3. Self-Service Recontact Rate
Are your customers not engaging with the search results in your community, or even if they are, they still end up contacting support? If yes, it means your self-service portal is failing its purpose. There could be three reasons for a customer recontact:
- The required content doesn’t exist on your portal;
- The content is not relevant enough for the users searching for it;
- The content might be present but is not easily searchable and is hence not clicked.
All three problems point towards your community’s search. You can gauge the efficacy of your portal’s search by checking several reports such as ‘Successful Searches,’ ‘Searches With No Clicks,’ etc. You can fix this problem with a cognitive search engine. It integrates different content repositories such as your community, product documentation, bug-tracking system, CMS, etc., and returns highly relevant results.
4. Conversion Ratio
McKinsey revealed that 86% of B2B executives prefer using self-service tools for reordering, rather than talking to a sales representative. The quality of self-service and support are of paramount importance in B2B purchases.
When your existing customers return satisfied from your self-service channel, they are not only likely to re-purchase from you but also recommend your business to others. You can track the conversion by looking at the number of leads who land on your support avenues and then become customers.
5. Case Deflection Rate
Self-service and case deflection are used interchangeably but some businesses like to differentiate between the terms. Self-service doesn’t necessarily mean a customer’s need to contact support was eliminated, they might have not wanted to raise a ticket in the first place. Whereas case deflection means that your self-service portal has actively stopped them. Based on this, there are two ways to measure case deflection and you can use whichever method you deem fit.
If a customer visits your self-help portal or community, runs a search, clicks on one or more results, and leaves without logging a case, you have successfully deflected the case creation. Some companies also look at stage two deflection on the case creation page itself. As the customer jots down the details of their issue, the engine recommends helpful articles. If they find this information useful and leave without creating a case, another case is marked deflected! For more details on case deflection, refer to this blog post.
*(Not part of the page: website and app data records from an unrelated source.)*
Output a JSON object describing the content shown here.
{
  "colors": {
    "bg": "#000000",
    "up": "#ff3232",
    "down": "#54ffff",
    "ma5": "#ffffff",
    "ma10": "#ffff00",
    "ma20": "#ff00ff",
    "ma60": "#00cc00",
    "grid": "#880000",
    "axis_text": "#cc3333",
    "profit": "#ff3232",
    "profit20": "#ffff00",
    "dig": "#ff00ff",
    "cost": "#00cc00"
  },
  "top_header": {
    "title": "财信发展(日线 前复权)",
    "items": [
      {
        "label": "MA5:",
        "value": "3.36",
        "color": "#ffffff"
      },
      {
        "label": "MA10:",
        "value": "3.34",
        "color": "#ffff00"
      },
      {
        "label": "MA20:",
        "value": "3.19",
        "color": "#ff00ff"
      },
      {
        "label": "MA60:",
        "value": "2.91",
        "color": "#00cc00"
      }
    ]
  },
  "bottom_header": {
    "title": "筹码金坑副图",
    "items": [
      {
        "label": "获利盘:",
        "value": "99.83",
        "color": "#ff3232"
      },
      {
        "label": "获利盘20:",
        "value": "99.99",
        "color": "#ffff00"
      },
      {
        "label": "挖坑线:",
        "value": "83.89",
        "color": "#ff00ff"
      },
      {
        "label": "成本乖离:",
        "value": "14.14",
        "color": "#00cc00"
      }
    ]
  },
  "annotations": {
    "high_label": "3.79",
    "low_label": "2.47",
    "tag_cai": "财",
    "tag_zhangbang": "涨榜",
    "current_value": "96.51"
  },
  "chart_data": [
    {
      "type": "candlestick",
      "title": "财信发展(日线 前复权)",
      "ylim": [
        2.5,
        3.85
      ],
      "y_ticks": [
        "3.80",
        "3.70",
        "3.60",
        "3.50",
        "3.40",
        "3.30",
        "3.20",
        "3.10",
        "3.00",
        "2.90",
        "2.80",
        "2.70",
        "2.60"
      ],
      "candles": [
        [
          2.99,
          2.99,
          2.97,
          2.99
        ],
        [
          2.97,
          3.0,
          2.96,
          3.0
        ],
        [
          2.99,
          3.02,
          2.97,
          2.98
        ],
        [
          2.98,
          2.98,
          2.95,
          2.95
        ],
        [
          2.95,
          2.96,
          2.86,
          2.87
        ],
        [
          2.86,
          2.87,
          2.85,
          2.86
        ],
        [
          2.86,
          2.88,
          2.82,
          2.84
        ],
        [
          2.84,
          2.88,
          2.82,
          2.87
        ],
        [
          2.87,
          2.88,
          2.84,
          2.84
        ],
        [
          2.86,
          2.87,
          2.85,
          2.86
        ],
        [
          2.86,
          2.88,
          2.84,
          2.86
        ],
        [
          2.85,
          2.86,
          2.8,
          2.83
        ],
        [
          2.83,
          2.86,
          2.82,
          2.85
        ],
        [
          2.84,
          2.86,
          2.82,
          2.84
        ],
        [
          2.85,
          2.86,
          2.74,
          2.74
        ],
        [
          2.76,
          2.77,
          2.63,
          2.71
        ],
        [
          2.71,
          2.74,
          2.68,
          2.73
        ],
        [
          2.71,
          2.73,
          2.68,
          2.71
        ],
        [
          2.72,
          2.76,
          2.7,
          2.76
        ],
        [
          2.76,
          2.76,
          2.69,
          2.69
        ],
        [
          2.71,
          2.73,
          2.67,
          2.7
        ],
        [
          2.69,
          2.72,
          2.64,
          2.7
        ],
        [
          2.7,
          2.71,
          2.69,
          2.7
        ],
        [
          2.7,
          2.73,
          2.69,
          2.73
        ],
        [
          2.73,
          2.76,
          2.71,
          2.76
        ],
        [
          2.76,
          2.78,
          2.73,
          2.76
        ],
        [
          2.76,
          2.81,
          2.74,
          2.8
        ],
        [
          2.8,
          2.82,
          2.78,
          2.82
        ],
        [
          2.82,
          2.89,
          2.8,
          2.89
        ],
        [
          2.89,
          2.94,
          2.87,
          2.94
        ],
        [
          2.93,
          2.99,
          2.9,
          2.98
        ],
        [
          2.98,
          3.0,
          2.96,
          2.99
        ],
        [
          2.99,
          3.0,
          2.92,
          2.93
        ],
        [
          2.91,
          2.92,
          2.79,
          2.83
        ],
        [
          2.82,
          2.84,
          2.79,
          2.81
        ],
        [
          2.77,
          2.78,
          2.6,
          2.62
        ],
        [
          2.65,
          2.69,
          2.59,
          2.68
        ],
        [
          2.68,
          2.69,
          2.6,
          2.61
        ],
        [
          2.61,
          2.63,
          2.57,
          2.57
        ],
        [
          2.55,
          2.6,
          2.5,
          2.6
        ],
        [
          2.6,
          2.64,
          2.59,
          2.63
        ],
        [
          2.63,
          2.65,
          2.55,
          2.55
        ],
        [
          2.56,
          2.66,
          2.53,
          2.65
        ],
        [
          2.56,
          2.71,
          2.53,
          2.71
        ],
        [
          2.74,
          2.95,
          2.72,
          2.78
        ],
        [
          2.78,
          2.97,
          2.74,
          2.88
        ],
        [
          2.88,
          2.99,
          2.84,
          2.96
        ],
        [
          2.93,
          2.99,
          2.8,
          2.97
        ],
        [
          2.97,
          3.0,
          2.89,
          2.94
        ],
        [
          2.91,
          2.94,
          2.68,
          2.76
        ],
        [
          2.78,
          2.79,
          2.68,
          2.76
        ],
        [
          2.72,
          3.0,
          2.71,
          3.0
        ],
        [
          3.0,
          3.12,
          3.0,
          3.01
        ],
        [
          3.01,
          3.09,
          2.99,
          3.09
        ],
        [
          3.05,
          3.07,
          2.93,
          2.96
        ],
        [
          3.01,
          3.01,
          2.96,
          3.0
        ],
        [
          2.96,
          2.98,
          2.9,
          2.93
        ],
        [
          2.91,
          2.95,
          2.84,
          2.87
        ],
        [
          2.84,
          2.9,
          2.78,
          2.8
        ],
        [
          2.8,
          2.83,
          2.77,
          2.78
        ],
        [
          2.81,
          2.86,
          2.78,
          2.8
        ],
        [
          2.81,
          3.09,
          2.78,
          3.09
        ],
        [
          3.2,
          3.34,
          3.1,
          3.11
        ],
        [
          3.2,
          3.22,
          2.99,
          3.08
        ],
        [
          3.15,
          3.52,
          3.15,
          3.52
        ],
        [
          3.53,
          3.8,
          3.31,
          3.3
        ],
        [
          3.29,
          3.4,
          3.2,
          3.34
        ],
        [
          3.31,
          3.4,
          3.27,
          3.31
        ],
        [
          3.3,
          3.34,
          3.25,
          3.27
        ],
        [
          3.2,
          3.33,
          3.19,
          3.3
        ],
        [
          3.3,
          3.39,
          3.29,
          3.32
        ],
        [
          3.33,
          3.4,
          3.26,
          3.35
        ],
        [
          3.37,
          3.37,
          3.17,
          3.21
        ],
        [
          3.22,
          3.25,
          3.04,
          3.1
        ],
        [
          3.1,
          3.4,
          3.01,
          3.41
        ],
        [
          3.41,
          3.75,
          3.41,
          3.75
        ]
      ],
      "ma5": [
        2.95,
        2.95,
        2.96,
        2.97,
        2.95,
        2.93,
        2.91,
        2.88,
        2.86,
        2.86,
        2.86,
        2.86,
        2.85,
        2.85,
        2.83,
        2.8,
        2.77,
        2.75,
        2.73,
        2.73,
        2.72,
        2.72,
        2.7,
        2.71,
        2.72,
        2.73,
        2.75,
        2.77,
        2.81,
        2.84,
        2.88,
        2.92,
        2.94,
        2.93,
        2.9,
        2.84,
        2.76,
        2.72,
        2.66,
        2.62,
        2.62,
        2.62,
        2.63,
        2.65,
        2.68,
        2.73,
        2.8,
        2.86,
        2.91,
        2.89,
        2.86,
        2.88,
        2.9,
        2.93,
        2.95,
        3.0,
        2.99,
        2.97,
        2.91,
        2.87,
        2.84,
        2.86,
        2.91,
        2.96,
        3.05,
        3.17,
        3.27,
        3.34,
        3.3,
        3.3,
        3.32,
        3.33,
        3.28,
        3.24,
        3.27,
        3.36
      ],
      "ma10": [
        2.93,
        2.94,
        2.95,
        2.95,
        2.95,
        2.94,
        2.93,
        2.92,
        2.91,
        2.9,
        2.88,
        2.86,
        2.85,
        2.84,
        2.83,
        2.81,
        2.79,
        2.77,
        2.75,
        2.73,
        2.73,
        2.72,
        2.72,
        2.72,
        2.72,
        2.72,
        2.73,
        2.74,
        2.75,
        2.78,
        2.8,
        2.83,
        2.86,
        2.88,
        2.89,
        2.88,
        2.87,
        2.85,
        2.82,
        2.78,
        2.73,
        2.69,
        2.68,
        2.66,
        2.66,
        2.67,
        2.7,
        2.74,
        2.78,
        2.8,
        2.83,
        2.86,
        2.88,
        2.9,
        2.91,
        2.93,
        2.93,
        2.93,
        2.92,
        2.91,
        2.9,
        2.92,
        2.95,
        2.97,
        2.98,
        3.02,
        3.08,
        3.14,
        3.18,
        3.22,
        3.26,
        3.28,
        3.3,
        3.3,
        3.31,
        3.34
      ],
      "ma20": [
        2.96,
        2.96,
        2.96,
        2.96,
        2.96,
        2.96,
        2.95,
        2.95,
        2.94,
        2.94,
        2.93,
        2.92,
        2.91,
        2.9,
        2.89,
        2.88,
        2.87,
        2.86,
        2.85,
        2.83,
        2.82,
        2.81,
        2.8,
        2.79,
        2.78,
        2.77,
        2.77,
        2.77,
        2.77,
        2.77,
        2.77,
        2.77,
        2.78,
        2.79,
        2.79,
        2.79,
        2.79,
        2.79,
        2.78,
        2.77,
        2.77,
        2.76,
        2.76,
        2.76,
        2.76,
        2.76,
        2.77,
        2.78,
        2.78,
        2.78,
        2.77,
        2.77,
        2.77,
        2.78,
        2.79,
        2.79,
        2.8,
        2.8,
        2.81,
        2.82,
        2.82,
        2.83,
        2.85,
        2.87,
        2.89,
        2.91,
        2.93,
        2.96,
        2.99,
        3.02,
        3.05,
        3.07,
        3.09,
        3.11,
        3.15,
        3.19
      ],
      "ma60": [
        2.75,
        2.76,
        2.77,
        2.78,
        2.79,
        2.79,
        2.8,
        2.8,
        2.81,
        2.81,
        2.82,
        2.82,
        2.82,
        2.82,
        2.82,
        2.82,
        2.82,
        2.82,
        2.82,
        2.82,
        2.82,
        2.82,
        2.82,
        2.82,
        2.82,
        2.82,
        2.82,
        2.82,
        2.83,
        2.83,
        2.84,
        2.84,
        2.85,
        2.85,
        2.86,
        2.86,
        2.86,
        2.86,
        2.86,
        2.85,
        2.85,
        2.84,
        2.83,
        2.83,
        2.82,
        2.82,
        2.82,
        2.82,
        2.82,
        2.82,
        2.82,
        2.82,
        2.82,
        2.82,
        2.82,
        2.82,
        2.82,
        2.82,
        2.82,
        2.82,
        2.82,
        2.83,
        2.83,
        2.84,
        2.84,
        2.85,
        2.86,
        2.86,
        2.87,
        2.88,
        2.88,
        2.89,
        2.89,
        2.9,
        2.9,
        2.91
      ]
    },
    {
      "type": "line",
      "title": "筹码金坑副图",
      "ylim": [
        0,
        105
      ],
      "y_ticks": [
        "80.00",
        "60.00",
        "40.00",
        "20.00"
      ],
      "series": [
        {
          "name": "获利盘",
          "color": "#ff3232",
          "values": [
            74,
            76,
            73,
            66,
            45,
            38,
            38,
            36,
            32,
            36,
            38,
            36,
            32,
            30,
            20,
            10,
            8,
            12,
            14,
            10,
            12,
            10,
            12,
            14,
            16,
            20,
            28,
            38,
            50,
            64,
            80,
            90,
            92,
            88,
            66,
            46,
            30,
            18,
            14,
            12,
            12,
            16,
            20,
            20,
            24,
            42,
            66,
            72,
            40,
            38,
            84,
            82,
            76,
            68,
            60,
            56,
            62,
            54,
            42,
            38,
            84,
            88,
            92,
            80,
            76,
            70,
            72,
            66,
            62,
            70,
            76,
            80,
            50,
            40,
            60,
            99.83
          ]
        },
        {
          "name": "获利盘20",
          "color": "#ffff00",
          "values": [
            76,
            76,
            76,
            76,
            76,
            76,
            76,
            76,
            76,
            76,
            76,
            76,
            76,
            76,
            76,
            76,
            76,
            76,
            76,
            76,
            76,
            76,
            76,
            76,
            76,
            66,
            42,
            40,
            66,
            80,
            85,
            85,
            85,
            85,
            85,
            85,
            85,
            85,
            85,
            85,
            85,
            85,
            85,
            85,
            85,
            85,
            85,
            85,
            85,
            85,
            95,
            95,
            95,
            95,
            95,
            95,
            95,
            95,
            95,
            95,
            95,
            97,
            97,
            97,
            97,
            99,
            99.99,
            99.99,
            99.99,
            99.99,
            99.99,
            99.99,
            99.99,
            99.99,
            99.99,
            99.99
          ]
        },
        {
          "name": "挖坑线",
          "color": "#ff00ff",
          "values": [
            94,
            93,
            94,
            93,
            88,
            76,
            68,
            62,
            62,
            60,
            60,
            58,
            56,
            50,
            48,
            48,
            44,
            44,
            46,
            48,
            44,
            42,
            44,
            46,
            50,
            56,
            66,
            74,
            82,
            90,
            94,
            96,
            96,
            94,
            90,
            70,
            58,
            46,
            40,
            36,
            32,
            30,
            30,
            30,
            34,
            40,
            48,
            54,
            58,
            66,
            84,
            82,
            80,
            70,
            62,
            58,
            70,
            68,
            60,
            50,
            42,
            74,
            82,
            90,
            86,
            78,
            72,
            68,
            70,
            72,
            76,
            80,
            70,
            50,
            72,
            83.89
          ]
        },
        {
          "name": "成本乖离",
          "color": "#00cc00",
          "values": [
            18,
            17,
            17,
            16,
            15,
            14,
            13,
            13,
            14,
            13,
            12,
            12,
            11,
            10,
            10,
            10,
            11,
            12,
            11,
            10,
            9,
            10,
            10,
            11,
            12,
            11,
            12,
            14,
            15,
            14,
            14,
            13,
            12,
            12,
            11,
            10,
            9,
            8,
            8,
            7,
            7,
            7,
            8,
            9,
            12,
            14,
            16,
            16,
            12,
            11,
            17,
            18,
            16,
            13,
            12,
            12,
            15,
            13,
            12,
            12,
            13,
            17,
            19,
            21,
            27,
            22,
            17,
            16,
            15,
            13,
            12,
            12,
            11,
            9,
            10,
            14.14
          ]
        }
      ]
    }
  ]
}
So, Where Do We Go From Here?
Technology is a large part of any game-changing business solution. And that’s why it’s time for a definitive paradigm shift in the way organizations approach self-service. The old tricks simply won’t do, and as it happens, we have got just the perfect guide for you to achieve self-service success at scale.
Want to Learn More? Download This Guide to Conquer Self-Service
In this eBook, we have covered how self-service works in parallel with case deflection to elevate the customer experience. Additionally, we have specified effective exercises and techniques to measure the results after the work you put in. So, download it and get started today!